Once we had defined the data model and relationships between each component, Ryan and Nate started spinning up an app in Elixir. Meanwhile, Josh, Becca, Katherine and I started on wireframes and feature definition.
Our core app concept allows admins to create individual events and tag them with people or groups of people. Once those events are created, the admin can quickly generate a custom URL for each participant that only shows them their custom timeline of events!
By Saturday, we had a solid back-end in place along with wireframes to guide our build-out, and Megan jumped in to get things looking great. By that afternoon we were putting the (mostly) finishing touches on our newly penned ‘Orchestrate’ app and are planning for Khanh to put it to the test as she plans our next Third Third Thursday event!
Connected Four is an internet-connected version of the classic game Connect Four. The concept: build an extension of the Connect Four board to measure where you place your piece, send that information over the internet to your opponent’s board far, far away and drop a piece into the same column on their board as you did on yours.
Connecting two board games and orchestrating piece movement over the internet sounded like a tough but solvable challenge for our weekend. We could have done this entirely with software, but we thought it would be fun to keep the physicality of Connect Four (pieces make a great sound as they rattle down the board) while letting two players compete even if they are far away from each other.
We started by buying two Connect Four boards for reference, and sketching out mechanisms for moving pieces to different columns of the board without any human intervention.
Once we had figured out a hardware design direction, we started building our puck dropping assembly. We settled on a moveable bucket configuration, which used a timing belt and pulleys from the Temper-o-meter with a 3D printed puck bucket.
Although we had originally planned on mounting this directly on the Connect Four board, that connection proved too weak and we built a backplane for mounting the conveyor and other electronics.
A servo flips the entire conveyor forward, tipping the puck into the right column.
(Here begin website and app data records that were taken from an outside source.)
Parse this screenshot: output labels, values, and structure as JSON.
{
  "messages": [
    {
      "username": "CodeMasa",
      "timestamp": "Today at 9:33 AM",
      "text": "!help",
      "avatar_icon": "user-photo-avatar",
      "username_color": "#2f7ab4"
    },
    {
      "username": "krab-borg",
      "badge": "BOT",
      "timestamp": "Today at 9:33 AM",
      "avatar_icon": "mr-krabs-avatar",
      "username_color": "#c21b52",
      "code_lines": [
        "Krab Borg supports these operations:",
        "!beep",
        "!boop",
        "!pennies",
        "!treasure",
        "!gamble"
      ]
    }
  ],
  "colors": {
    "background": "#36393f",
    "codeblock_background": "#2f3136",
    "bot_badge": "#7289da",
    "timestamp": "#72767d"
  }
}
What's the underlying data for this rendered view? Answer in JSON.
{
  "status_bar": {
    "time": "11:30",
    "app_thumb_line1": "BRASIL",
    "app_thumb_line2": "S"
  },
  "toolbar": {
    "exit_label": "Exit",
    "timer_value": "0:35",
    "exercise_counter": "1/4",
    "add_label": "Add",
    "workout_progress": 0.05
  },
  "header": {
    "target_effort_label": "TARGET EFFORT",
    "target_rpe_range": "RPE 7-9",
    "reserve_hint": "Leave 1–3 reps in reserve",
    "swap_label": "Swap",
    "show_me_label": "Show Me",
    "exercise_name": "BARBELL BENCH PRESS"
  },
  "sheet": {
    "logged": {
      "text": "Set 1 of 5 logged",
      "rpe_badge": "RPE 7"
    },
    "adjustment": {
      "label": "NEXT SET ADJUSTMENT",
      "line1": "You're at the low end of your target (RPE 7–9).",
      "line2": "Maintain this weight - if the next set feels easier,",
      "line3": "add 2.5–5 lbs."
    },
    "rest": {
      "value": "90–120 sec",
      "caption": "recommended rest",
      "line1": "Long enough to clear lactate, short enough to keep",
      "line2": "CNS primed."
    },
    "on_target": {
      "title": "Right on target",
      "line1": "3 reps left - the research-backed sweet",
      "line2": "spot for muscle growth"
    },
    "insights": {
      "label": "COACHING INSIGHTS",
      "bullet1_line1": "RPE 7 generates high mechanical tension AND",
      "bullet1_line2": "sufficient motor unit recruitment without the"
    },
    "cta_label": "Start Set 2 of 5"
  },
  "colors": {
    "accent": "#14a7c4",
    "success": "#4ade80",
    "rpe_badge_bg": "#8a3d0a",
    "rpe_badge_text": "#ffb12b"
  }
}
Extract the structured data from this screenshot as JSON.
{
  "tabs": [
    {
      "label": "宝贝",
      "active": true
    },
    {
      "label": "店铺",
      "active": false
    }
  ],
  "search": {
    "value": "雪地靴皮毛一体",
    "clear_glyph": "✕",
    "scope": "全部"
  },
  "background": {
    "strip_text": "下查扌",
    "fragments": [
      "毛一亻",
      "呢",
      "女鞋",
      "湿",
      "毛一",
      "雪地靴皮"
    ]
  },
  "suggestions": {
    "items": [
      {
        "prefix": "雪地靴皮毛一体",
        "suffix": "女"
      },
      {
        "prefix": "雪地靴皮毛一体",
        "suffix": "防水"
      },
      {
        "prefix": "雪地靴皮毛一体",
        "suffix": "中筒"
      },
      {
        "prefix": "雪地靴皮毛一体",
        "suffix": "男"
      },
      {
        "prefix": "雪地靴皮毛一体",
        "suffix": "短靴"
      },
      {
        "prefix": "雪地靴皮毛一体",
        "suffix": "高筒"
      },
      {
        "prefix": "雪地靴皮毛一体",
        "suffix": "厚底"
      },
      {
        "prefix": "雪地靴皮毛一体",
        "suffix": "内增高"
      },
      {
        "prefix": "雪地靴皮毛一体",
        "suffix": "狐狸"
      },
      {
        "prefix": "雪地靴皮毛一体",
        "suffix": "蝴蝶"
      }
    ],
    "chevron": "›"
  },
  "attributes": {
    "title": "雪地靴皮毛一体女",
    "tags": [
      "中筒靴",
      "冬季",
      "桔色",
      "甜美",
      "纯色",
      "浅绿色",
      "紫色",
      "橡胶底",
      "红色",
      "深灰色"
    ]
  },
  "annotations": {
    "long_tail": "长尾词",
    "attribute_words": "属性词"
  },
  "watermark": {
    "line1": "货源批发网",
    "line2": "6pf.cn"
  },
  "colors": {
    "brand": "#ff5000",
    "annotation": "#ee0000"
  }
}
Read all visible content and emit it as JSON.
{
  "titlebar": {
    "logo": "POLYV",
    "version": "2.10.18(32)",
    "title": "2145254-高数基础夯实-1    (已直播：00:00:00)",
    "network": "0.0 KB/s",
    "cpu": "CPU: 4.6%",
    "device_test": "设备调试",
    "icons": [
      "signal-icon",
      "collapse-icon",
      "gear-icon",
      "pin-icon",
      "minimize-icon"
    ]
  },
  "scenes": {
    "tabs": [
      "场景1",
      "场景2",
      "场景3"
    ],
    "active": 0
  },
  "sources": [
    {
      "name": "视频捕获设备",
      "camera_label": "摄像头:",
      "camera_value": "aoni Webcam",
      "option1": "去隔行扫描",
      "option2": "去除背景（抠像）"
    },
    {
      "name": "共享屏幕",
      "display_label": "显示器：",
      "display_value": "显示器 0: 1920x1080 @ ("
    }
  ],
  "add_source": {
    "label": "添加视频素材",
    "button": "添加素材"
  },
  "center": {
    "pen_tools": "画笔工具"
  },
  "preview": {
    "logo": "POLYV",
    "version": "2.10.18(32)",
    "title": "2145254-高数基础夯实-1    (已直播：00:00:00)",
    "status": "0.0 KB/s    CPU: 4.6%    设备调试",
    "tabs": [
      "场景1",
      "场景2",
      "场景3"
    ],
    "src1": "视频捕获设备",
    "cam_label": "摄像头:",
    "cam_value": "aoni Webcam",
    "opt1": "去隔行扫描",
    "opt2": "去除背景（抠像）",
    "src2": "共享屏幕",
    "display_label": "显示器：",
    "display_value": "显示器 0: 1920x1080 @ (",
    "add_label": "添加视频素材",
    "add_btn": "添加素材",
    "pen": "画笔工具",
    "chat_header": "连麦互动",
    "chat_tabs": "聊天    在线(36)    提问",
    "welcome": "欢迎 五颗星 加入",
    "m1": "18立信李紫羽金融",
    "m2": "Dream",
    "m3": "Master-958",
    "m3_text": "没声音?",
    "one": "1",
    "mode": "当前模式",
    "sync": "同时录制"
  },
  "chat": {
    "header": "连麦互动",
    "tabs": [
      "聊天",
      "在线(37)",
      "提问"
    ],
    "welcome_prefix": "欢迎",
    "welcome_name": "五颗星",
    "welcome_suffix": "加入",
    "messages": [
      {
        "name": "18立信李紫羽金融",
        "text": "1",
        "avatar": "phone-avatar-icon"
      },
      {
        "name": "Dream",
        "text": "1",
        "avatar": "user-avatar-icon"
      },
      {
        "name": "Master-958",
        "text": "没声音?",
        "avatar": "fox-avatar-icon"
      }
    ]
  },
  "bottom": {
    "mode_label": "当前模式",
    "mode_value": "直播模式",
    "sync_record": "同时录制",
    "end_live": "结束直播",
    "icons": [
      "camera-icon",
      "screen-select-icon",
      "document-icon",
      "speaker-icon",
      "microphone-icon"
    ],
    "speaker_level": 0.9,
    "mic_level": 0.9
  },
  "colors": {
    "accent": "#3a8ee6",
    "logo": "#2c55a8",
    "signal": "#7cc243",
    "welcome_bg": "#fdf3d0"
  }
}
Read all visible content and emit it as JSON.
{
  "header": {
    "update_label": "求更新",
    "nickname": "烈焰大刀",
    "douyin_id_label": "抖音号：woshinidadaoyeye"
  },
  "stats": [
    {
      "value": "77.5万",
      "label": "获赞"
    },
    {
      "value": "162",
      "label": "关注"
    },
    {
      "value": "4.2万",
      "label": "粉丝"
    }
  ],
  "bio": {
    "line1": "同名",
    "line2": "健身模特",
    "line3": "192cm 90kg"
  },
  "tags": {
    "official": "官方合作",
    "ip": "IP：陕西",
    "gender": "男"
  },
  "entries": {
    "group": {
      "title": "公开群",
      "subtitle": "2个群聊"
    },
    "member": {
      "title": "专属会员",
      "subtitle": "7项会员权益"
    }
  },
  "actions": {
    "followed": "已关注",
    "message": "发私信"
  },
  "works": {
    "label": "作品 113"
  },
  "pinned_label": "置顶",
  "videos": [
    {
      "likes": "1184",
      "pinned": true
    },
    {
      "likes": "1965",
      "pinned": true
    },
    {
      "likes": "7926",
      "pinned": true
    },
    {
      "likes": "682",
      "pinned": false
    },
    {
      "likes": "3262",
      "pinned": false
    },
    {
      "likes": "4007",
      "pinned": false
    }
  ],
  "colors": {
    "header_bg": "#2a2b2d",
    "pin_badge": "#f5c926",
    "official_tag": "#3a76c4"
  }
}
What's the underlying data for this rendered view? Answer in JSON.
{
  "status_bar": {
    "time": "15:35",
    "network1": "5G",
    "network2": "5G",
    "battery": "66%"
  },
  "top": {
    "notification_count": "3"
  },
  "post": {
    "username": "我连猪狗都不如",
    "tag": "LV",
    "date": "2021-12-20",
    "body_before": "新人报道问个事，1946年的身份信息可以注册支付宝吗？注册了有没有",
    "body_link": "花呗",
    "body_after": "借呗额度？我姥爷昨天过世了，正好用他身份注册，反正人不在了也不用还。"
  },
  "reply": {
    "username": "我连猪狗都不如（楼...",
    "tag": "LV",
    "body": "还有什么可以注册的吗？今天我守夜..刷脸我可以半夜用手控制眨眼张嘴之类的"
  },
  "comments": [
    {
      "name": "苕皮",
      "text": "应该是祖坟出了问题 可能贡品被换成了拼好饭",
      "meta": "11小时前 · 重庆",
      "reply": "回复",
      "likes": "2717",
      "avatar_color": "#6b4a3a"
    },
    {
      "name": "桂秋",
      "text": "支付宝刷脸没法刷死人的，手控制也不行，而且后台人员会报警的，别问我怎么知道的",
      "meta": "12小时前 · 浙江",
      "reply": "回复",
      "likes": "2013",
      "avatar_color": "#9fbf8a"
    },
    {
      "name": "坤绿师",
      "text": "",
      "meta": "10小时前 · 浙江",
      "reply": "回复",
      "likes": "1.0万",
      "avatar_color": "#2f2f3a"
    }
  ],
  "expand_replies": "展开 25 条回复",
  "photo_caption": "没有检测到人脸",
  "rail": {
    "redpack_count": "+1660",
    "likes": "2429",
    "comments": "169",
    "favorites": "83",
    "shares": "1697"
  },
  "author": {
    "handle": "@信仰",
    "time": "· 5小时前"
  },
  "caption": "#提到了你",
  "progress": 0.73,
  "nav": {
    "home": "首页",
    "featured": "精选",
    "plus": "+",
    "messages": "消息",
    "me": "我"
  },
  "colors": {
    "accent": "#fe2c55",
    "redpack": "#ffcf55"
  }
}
As we did for the Temper-o-meter, we built a self-calibrating switch into our conveyor mechanism so that the servo can reliably reset it’s position after moving.
A line of photoresistors detects when a puck is dropped in (with some smart debouncing and thresholds set to avoid triggering it when someone’s hand hovers over the board).
Unfortunately, we only had time to build one copy of our Connected Four machine; we hope to finish a complete set one day, but until then our demo version lives in our Boulder office:
You can find our code for controlling game state and servos from a Particle here.
As usual, Pointless Weekend proved to be a great experience, allowing team members who otherwise might not rub elbows often to work together in a fast-paced, highly collaborative environment. Both projects let us learn new skills and gain valuable experience in exciting technologies.
If Pointless Weekend sounds like your kind of jam, be sure to check out our current openings!